- [MATERIAL FOR THE TASK]

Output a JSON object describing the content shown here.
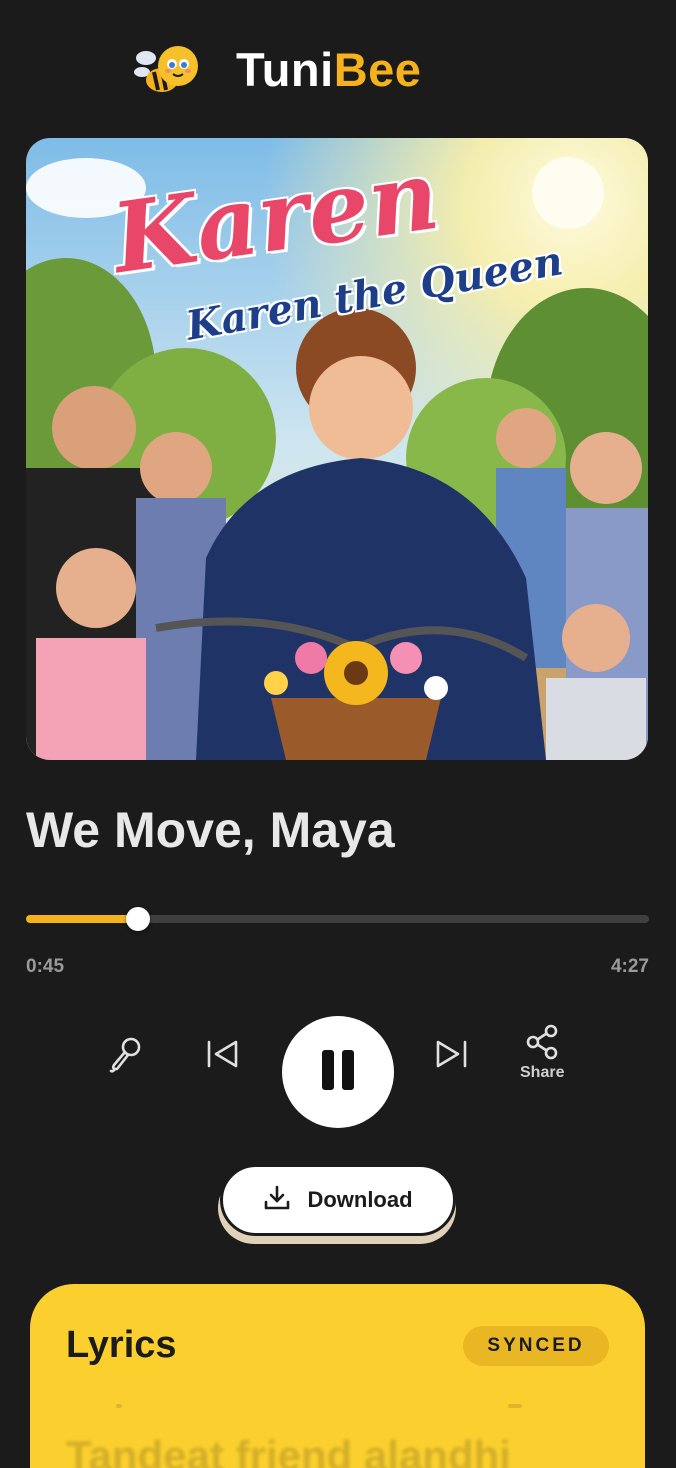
{
  "header": {
    "brand_part1": "Tuni",
    "brand_part2": "Bee",
    "logo_icon": "bee-mascot-icon"
  },
  "artwork": {
    "title_text": "Karen",
    "subtitle_text": "Karen the Queen"
  },
  "player": {
    "song_title": "We Move, Maya",
    "elapsed": "0:45",
    "total": "4:27",
    "progress_fraction": 0.18
  },
  "controls": {
    "mic_icon": "microphone-icon",
    "prev_icon": "skip-previous-icon",
    "play_icon": "pause-icon",
    "next_icon": "skip-next-icon",
    "share_icon": "share-icon",
    "share_label": "Share"
  },
  "download": {
    "label": "Download",
    "icon": "download-icon"
  },
  "lyrics": {
    "title": "Lyrics",
    "badge": "SYNCED",
    "visible_line": "Tandeat friend alandhi"
  },
  "colors": {
    "background": "#1b1b1b",
    "accent": "#f5b21c",
    "lyrics_card": "#fbd02e"
  }
}
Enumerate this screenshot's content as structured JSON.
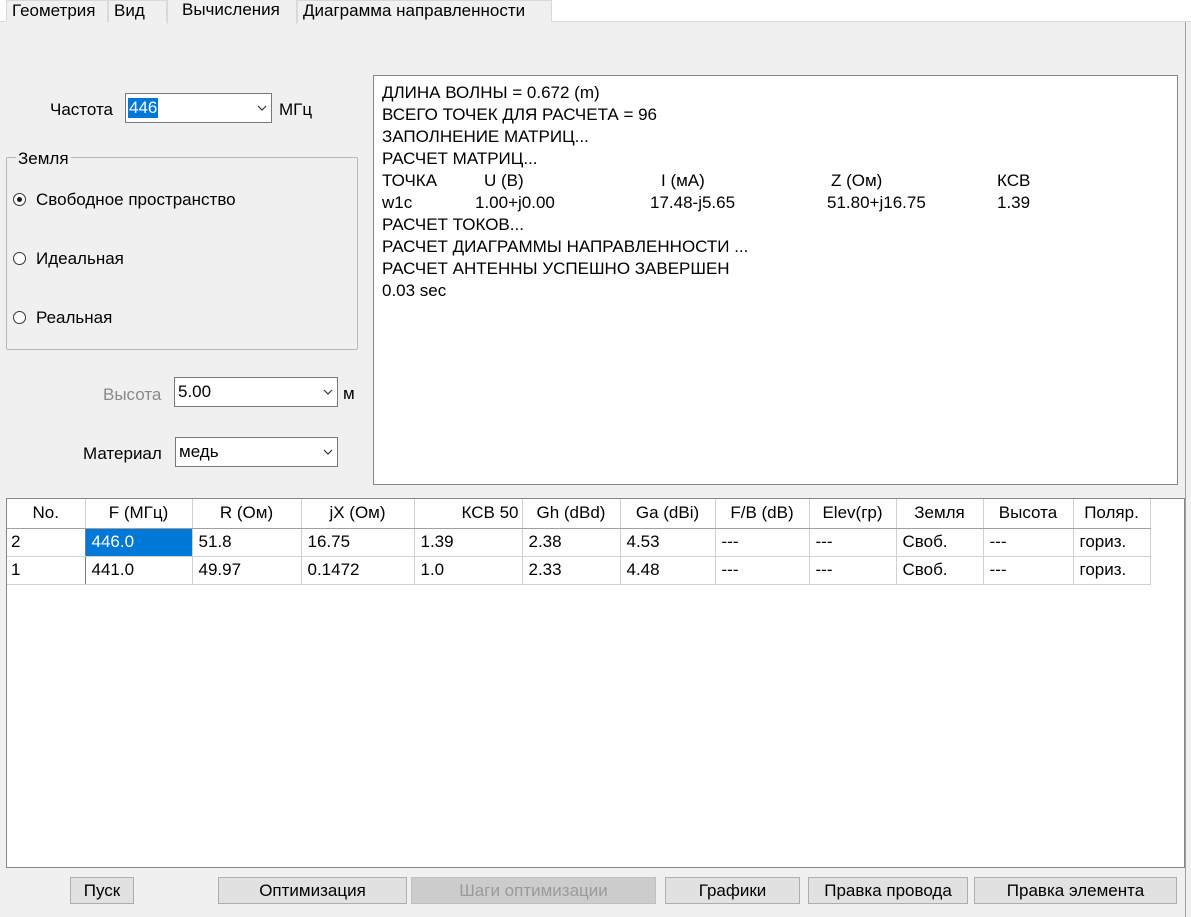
{
  "tabs": [
    "Геометрия",
    "Вид",
    "Вычисления",
    "Диаграмма направленности"
  ],
  "active_tab": "Вычисления",
  "frequency": {
    "label": "Частота",
    "value": "446",
    "unit": "МГц"
  },
  "ground": {
    "title": "Земля",
    "options": [
      "Свободное пространство",
      "Идеальная",
      "Реальная"
    ],
    "selected": "Свободное пространство"
  },
  "height": {
    "label": "Высота",
    "value": "5.00",
    "unit": "м"
  },
  "material": {
    "label": "Материал",
    "value": "медь"
  },
  "log": {
    "lines_top": [
      "ДЛИНА ВОЛНЫ = 0.672 (m)",
      "ВСЕГО ТОЧЕК ДЛЯ РАСЧЕТА = 96",
      "ЗАПОЛНЕНИЕ МАТРИЦ...",
      "РАСЧЕТ МАТРИЦ..."
    ],
    "table_header": [
      "ТОЧКА",
      "U (В)",
      "I (мА)",
      "Z (Ом)",
      "КСВ"
    ],
    "table_row": [
      "w1c",
      "1.00+j0.00",
      "17.48-j5.65",
      "51.80+j16.75",
      "1.39"
    ],
    "lines_bottom": [
      "РАСЧЕТ ТОКОВ...",
      "РАСЧЕТ ДИАГРАММЫ НАПРАВЛЕННОСТИ ...",
      "РАСЧЕТ АНТЕННЫ УСПЕШНО ЗАВЕРШЕН",
      "0.03 sec"
    ]
  },
  "results": {
    "columns": [
      "No.",
      "F (МГц)",
      "R (Ом)",
      "jX (Ом)",
      "КСВ 50",
      "Gh (dBd)",
      "Ga (dBi)",
      "F/B (dB)",
      "Elev(гр)",
      "Земля",
      "Высота",
      "Поляр."
    ],
    "rows": [
      [
        "2",
        "446.0",
        "51.8",
        "16.75",
        "1.39",
        "2.38",
        "4.53",
        "---",
        "---",
        "Своб.",
        "---",
        "гориз."
      ],
      [
        "1",
        "441.0",
        "49.97",
        "0.1472",
        "1.0",
        "2.33",
        "4.48",
        "---",
        "---",
        "Своб.",
        "---",
        "гориз."
      ]
    ]
  },
  "buttons": {
    "start": "Пуск",
    "optimize": "Оптимизация",
    "opt_steps": "Шаги оптимизации",
    "graphs": "Графики",
    "edit_wire": "Правка провода",
    "edit_element": "Правка элемента"
  },
  "colors": {
    "selection": "#0078d7",
    "window_bg": "#f0f0f0"
  }
}
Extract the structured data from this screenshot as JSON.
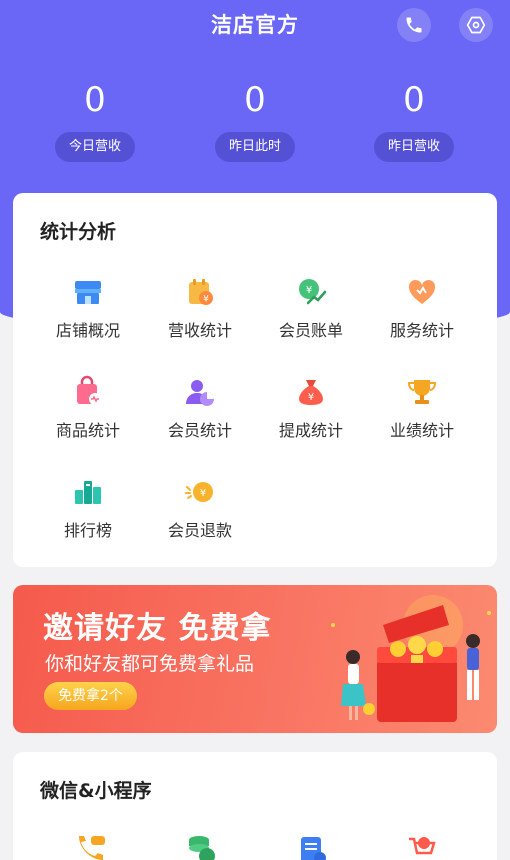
{
  "header": {
    "title": "洁店官方",
    "phone_icon": "phone-icon",
    "settings_icon": "hexagon-settings-icon",
    "accent": "#6a66f6"
  },
  "stats": [
    {
      "value": "0",
      "label": "今日营收"
    },
    {
      "value": "0",
      "label": "昨日此时"
    },
    {
      "value": "0",
      "label": "昨日营收"
    }
  ],
  "analysis": {
    "title": "统计分析",
    "items": [
      {
        "label": "店铺概况",
        "icon": "store-icon"
      },
      {
        "label": "营收统计",
        "icon": "revenue-calendar-icon"
      },
      {
        "label": "会员账单",
        "icon": "member-bill-icon"
      },
      {
        "label": "服务统计",
        "icon": "heart-service-icon"
      },
      {
        "label": "商品统计",
        "icon": "shopping-bag-icon"
      },
      {
        "label": "会员统计",
        "icon": "member-pie-icon"
      },
      {
        "label": "提成统计",
        "icon": "money-bag-icon"
      },
      {
        "label": "业绩统计",
        "icon": "trophy-icon"
      },
      {
        "label": "排行榜",
        "icon": "ranking-bars-icon"
      },
      {
        "label": "会员退款",
        "icon": "refund-coin-icon"
      }
    ]
  },
  "banner": {
    "title": "邀请好友  免费拿",
    "subtitle": "你和好友都可免费拿礼品",
    "button": "免费拿2个"
  },
  "wechat": {
    "title": "微信&小程序",
    "icons": [
      "phone-chat-icon",
      "coin-stack-icon",
      "document-icon",
      "cart-coin-icon"
    ]
  }
}
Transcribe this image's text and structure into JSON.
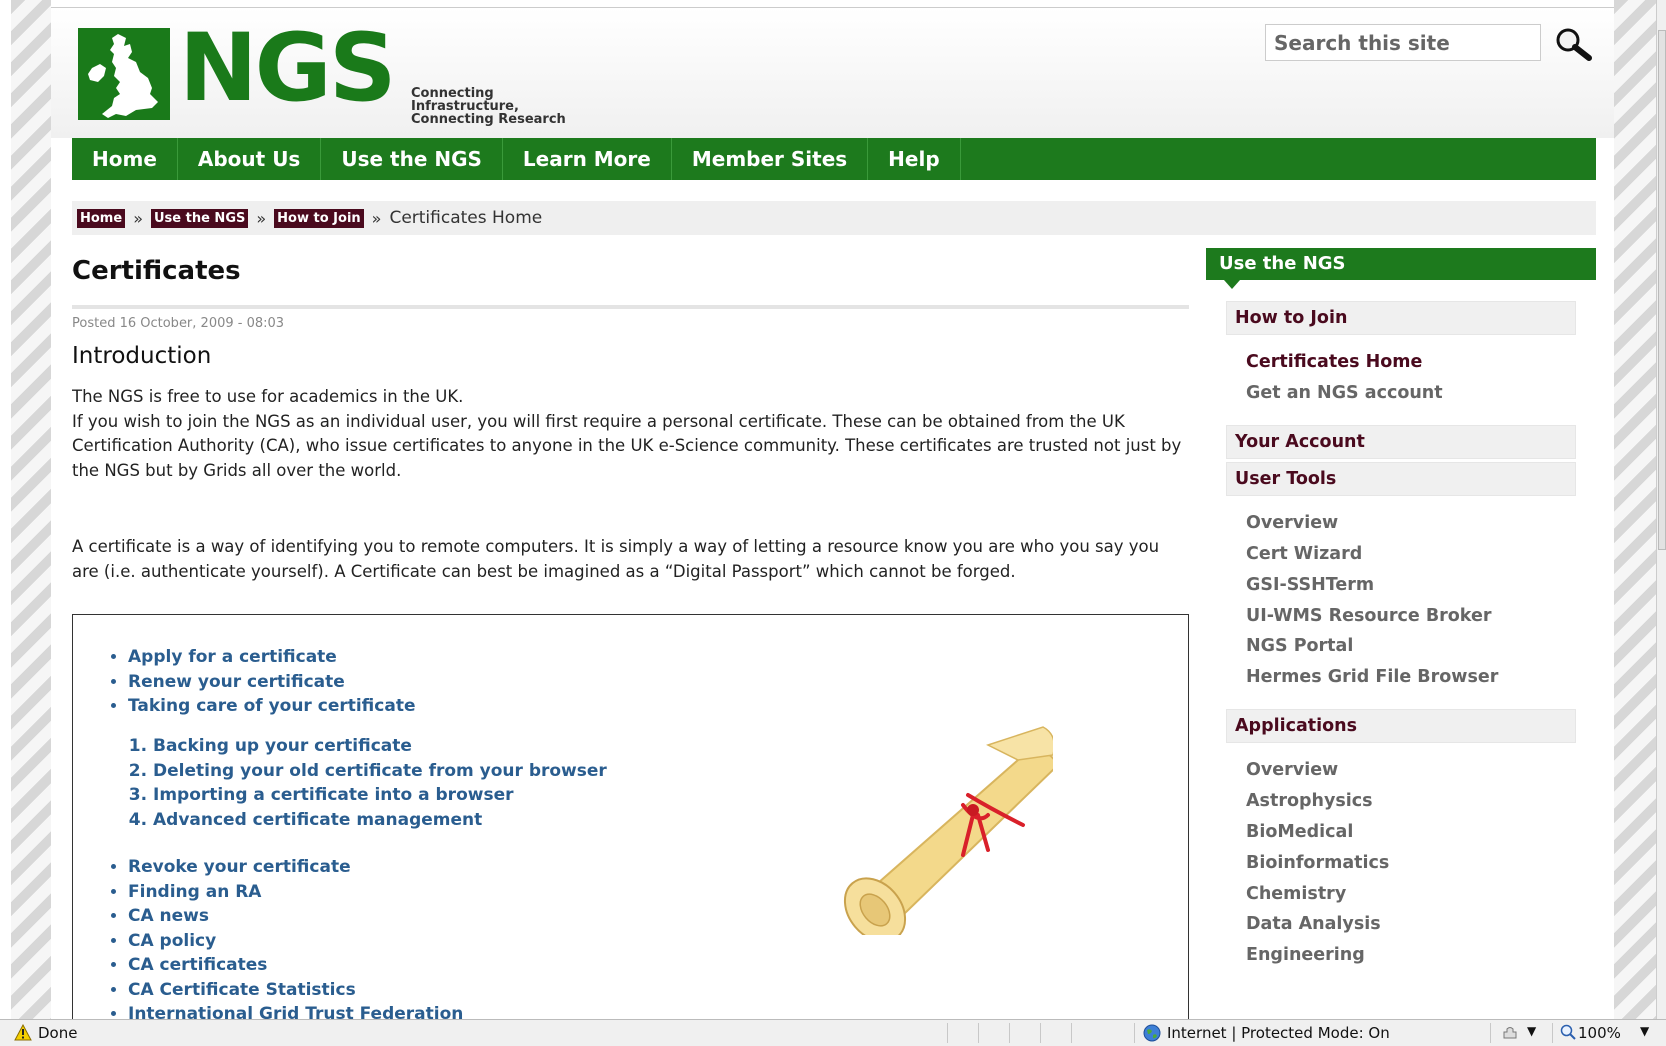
{
  "site": {
    "logo_text": "NGS",
    "tagline": [
      "Connecting",
      "Infrastructure,",
      "Connecting Research"
    ],
    "brand_color": "#1d7a1d"
  },
  "search": {
    "placeholder": "Search this site"
  },
  "nav": [
    "Home",
    "About Us",
    "Use the NGS",
    "Learn More",
    "Member Sites",
    "Help"
  ],
  "breadcrumb": {
    "links": [
      "Home",
      "Use the NGS",
      "How to Join"
    ],
    "separator": "»",
    "current": "Certificates Home"
  },
  "main": {
    "title": "Certificates",
    "posted": "Posted 16 October, 2009 - 08:03",
    "intro_heading": "Introduction",
    "para1_line1": "The NGS is free to use for academics in the UK.",
    "para1_line2": "If you wish to join the NGS as an individual user, you will first require a personal certificate. These can be obtained from the UK Certification Authority (CA), who issue certificates to anyone in the UK e-Science community. These certificates are trusted not just by the NGS but by Grids all over the world.",
    "para2": "A certificate is a way of identifying you to remote computers. It is simply a way of letting a resource know you are who you say you are (i.e. authenticate yourself). A Certificate can best be imagined as a “Digital Passport” which cannot be forged.",
    "links_a": [
      "Apply for a certificate",
      "Renew your certificate",
      "Taking care of your certificate"
    ],
    "links_b": [
      "Backing up your certificate",
      "Deleting your old certificate from your browser",
      "Importing a certificate into a browser",
      "Advanced certificate management"
    ],
    "links_c": [
      "Revoke your certificate",
      "Finding an RA",
      "CA news",
      "CA policy",
      "CA certificates",
      "CA Certificate Statistics",
      "International Grid Trust Federation"
    ],
    "image_icon": "certificate-scroll"
  },
  "sidebar": {
    "header": "Use the NGS",
    "sections": {
      "how_to_join": "How to Join",
      "your_account": "Your Account",
      "user_tools": "User Tools",
      "applications": "Applications"
    },
    "how_to_join_items": [
      "Certificates Home",
      "Get an NGS account"
    ],
    "user_tools_items": [
      "Overview",
      "Cert Wizard",
      "GSI-SSHTerm",
      "UI-WMS Resource Broker",
      "NGS Portal",
      "Hermes Grid File Browser"
    ],
    "applications_items": [
      "Overview",
      "Astrophysics",
      "BioMedical",
      "Bioinformatics",
      "Chemistry",
      "Data Analysis",
      "Engineering"
    ]
  },
  "status_bar": {
    "status": "Done",
    "zone": "Internet | Protected Mode: On",
    "zoom": "100%"
  }
}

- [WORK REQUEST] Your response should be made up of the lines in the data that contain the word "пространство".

- [RESULT]
      "Свободное пространство",
    "selected": "Свободное пространство"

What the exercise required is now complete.